WHAT TO PRODUCE:
All lines of the records below that contain the word "time" must be listed.

[Component data from apps and pages]

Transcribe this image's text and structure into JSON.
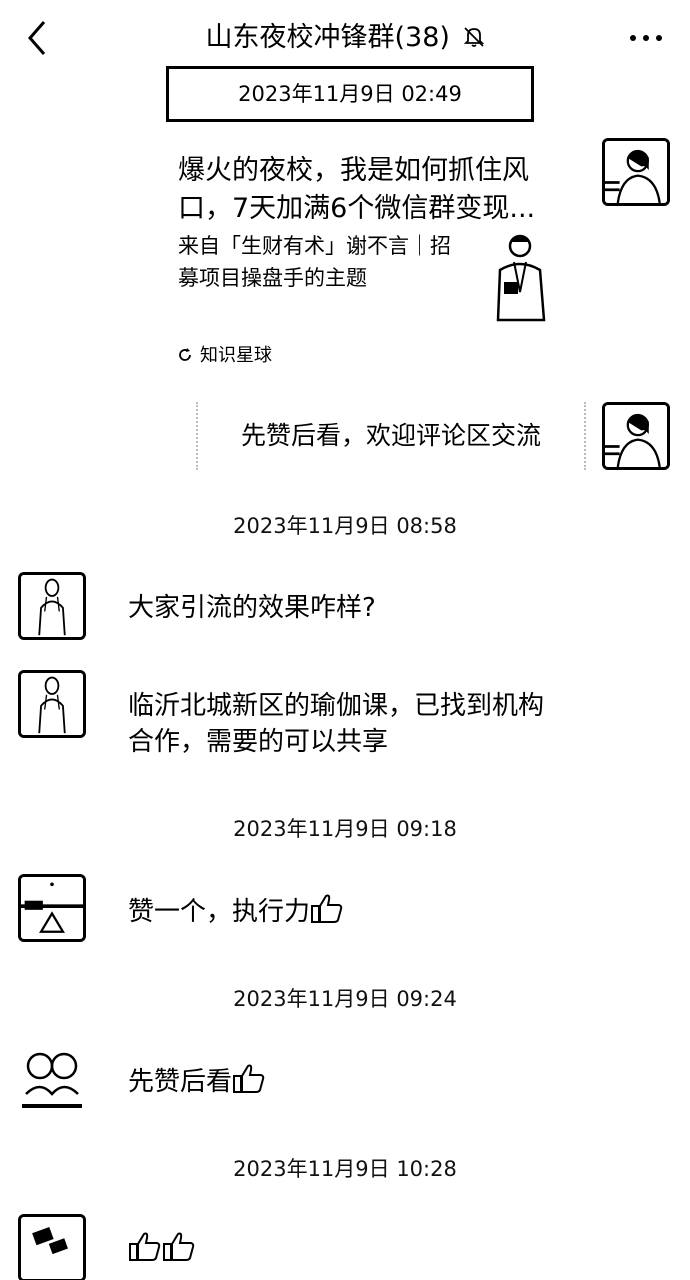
{
  "header": {
    "back_icon": "chevron-left-icon",
    "title": "山东夜校冲锋群(38)",
    "mute_icon": "bell-off-icon",
    "more_icon": "more-dots-icon"
  },
  "messages": [
    {
      "time": "2023年11月9日 02:49",
      "card": {
        "title": "爆火的夜校，我是如何抓住风口，7天加满6个微信群变现...",
        "desc": "来自「生财有术」谢不言｜招募项目操盘手的主题",
        "source": "知识星球"
      }
    },
    {
      "text": "先赞后看，欢迎评论区交流"
    },
    {
      "time": "2023年11月9日 08:58"
    },
    {
      "text": "大家引流的效果咋样?"
    },
    {
      "text": "临沂北城新区的瑜伽课，已找到机构合作，需要的可以共享"
    },
    {
      "time": "2023年11月9日 09:18"
    },
    {
      "text": "赞一个，执行力"
    },
    {
      "time": "2023年11月9日 09:24"
    },
    {
      "text": "先赞后看"
    },
    {
      "time": "2023年11月9日 10:28"
    }
  ],
  "icons": {
    "thumbs_up": "thumbs-up-icon"
  }
}
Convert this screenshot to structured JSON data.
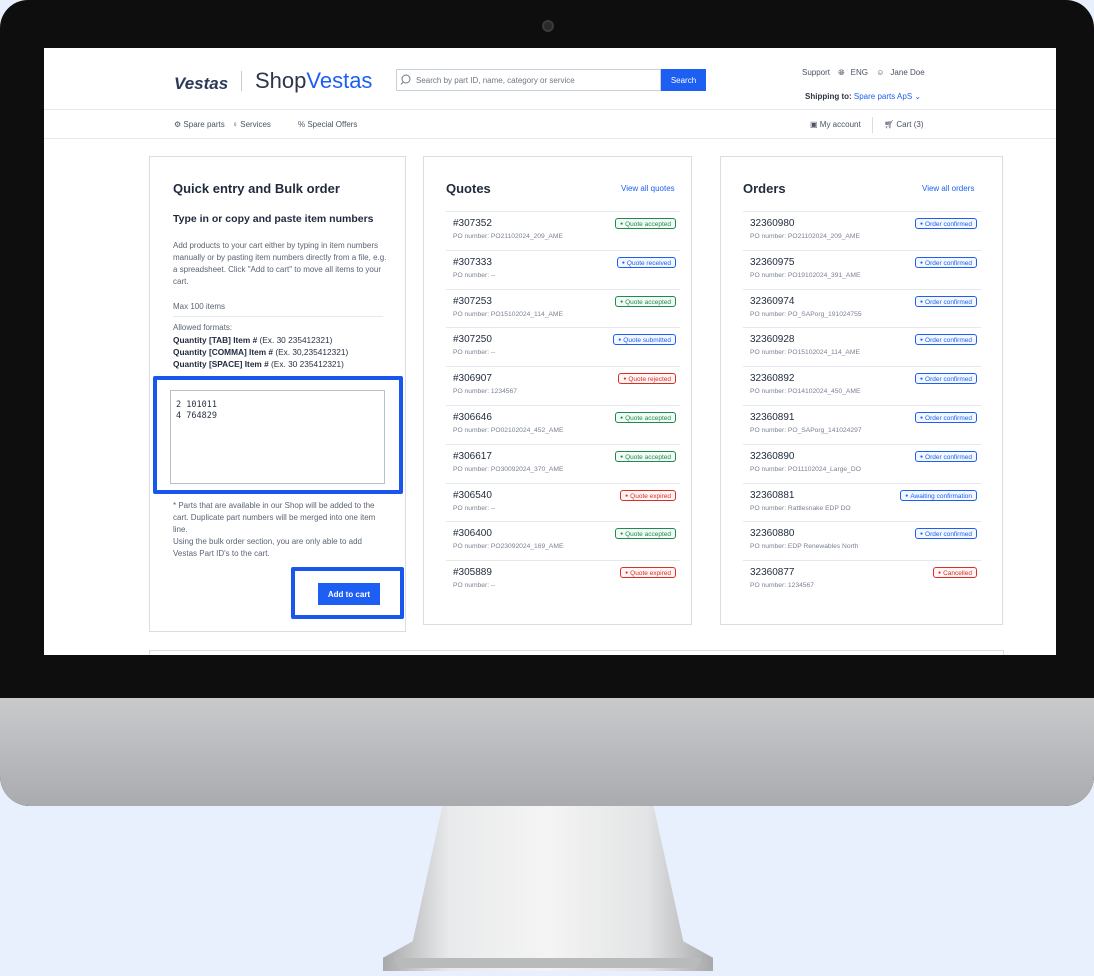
{
  "header": {
    "brand": "Vestas",
    "shop_prefix": "Shop",
    "shop_suffix": "Vestas",
    "search_placeholder": "Search by part ID, name, category or service",
    "search_button": "Search",
    "support": "Support",
    "language": "ENG",
    "user": "Jane Doe",
    "shipping_label": "Shipping to:",
    "shipping_value": "Spare parts ApS"
  },
  "nav": {
    "spare_parts": "Spare parts",
    "services": "Services",
    "special_offers": "% Special Offers",
    "my_account": "My account",
    "cart": "Cart (3)"
  },
  "quick_entry": {
    "title": "Quick entry and Bulk order",
    "subtitle": "Type in or copy and paste item numbers",
    "description": "Add products to your cart either by typing in item numbers manually or by pasting item numbers directly from a file, e.g. a spreadsheet. Click \"Add to cart\" to move all items to your cart.",
    "max_items": "Max 100 items",
    "formats_title": "Allowed formats:",
    "formats": [
      {
        "bold": "Quantity [TAB] Item #",
        "example": " (Ex. 30 235412321)"
      },
      {
        "bold": "Quantity [COMMA] Item #",
        "example": " (Ex. 30,235412321)"
      },
      {
        "bold": "Quantity [SPACE] Item #",
        "example": " (Ex. 30 235412321)"
      }
    ],
    "textarea_value": "2 101011\n4 764829",
    "note": "* Parts that are available in our Shop will be added to the cart. Duplicate part numbers will be merged into one item line.\nUsing the bulk order section, you are only able to add Vestas Part ID's to the cart.",
    "add_button": "Add to cart"
  },
  "quotes": {
    "title": "Quotes",
    "view_all": "View all quotes",
    "items": [
      {
        "number": "#307352",
        "po": "PO number: PO21102024_209_AME",
        "status": "Quote accepted",
        "type": "accepted"
      },
      {
        "number": "#307333",
        "po": "PO number: --",
        "status": "Quote received",
        "type": "received"
      },
      {
        "number": "#307253",
        "po": "PO number: PO15102024_114_AME",
        "status": "Quote accepted",
        "type": "accepted"
      },
      {
        "number": "#307250",
        "po": "PO number: --",
        "status": "Quote submitted",
        "type": "submitted"
      },
      {
        "number": "#306907",
        "po": "PO number: 1234567",
        "status": "Quote rejected",
        "type": "rejected"
      },
      {
        "number": "#306646",
        "po": "PO number: PO02102024_452_AME",
        "status": "Quote accepted",
        "type": "accepted"
      },
      {
        "number": "#306617",
        "po": "PO number: PO30092024_370_AME",
        "status": "Quote accepted",
        "type": "accepted"
      },
      {
        "number": "#306540",
        "po": "PO number: --",
        "status": "Quote expired",
        "type": "expired"
      },
      {
        "number": "#306400",
        "po": "PO number: PO23092024_169_AME",
        "status": "Quote accepted",
        "type": "accepted"
      },
      {
        "number": "#305889",
        "po": "PO number: --",
        "status": "Quote expired",
        "type": "expired"
      }
    ]
  },
  "orders": {
    "title": "Orders",
    "view_all": "View all orders",
    "items": [
      {
        "number": "32360980",
        "po": "PO number: PO21102024_209_AME",
        "status": "Order confirmed",
        "type": "confirmed"
      },
      {
        "number": "32360975",
        "po": "PO number: PO19102024_391_AME",
        "status": "Order confirmed",
        "type": "confirmed"
      },
      {
        "number": "32360974",
        "po": "PO number: PO_SAPorg_191024755",
        "status": "Order confirmed",
        "type": "confirmed"
      },
      {
        "number": "32360928",
        "po": "PO number: PO15102024_114_AME",
        "status": "Order confirmed",
        "type": "confirmed"
      },
      {
        "number": "32360892",
        "po": "PO number: PO14102024_450_AME",
        "status": "Order confirmed",
        "type": "confirmed"
      },
      {
        "number": "32360891",
        "po": "PO number: PO_SAPorg_141024297",
        "status": "Order confirmed",
        "type": "confirmed"
      },
      {
        "number": "32360890",
        "po": "PO number: PO11102024_Large_DO",
        "status": "Order confirmed",
        "type": "confirmed"
      },
      {
        "number": "32360881",
        "po": "PO number: Rattlesnake EDP DO",
        "status": "Awaiting confirmation",
        "type": "awaiting"
      },
      {
        "number": "32360880",
        "po": "PO number: EDP Renewables North",
        "status": "Order confirmed",
        "type": "confirmed"
      },
      {
        "number": "32360877",
        "po": "PO number: 1234567",
        "status": "Cancelled",
        "type": "cancelled"
      }
    ]
  }
}
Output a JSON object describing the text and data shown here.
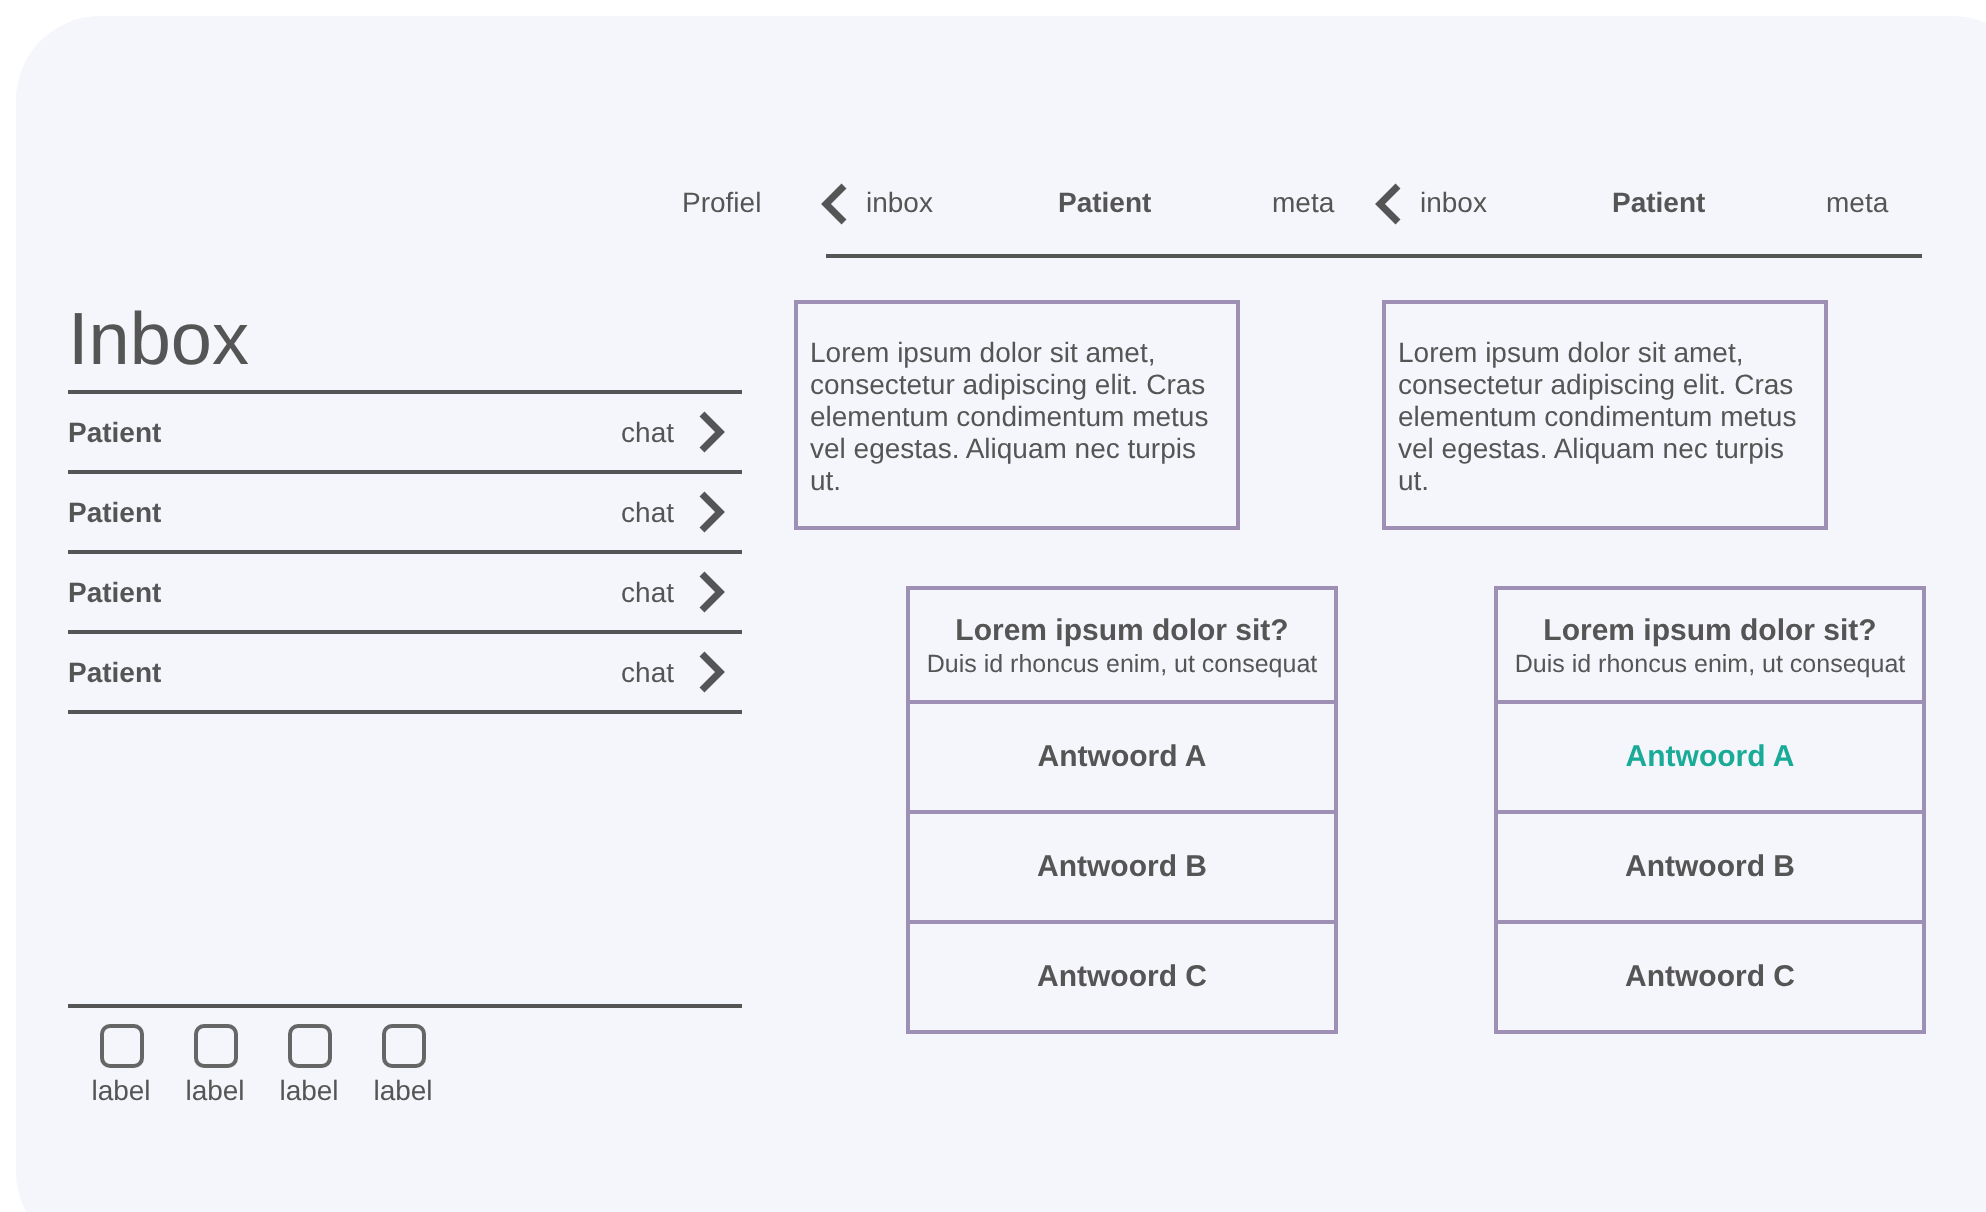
{
  "header": {
    "profile": "Profiel",
    "screens": [
      {
        "back": "inbox",
        "title": "Patient",
        "meta": "meta"
      },
      {
        "back": "inbox",
        "title": "Patient",
        "meta": "meta"
      }
    ]
  },
  "inbox": {
    "title": "Inbox",
    "rows": [
      {
        "name": "Patient",
        "action": "chat"
      },
      {
        "name": "Patient",
        "action": "chat"
      },
      {
        "name": "Patient",
        "action": "chat"
      },
      {
        "name": "Patient",
        "action": "chat"
      }
    ]
  },
  "tab_bar": [
    {
      "label": "label"
    },
    {
      "label": "label"
    },
    {
      "label": "label"
    },
    {
      "label": "label"
    }
  ],
  "screens": [
    {
      "text": "Lorem ipsum dolor sit amet, consectetur adipiscing elit. Cras elementum condimentum metus vel egestas. Aliquam nec turpis ut.",
      "question": {
        "title": "Lorem ipsum dolor sit?",
        "subtitle": "Duis id rhoncus enim, ut consequat"
      },
      "answers": [
        {
          "label": "Antwoord A",
          "selected": false
        },
        {
          "label": "Antwoord B",
          "selected": false
        },
        {
          "label": "Antwoord C",
          "selected": false
        }
      ]
    },
    {
      "text": "Lorem ipsum dolor sit amet, consectetur adipiscing elit. Cras elementum condimentum metus vel egestas. Aliquam nec turpis ut.",
      "question": {
        "title": "Lorem ipsum dolor sit?",
        "subtitle": "Duis id rhoncus enim, ut consequat"
      },
      "answers": [
        {
          "label": "Antwoord A",
          "selected": true
        },
        {
          "label": "Antwoord B",
          "selected": false
        },
        {
          "label": "Antwoord C",
          "selected": false
        }
      ]
    }
  ]
}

PROBLEM SOLUTION:
      "time": "2023年11月9日 02:49",
      "time": "2023年11月9日 08:58"
      "time": "2023年11月9日 09:18"
      "time": "2023年11月9日 09:24"
      "time": "2023年11月9日 10:28"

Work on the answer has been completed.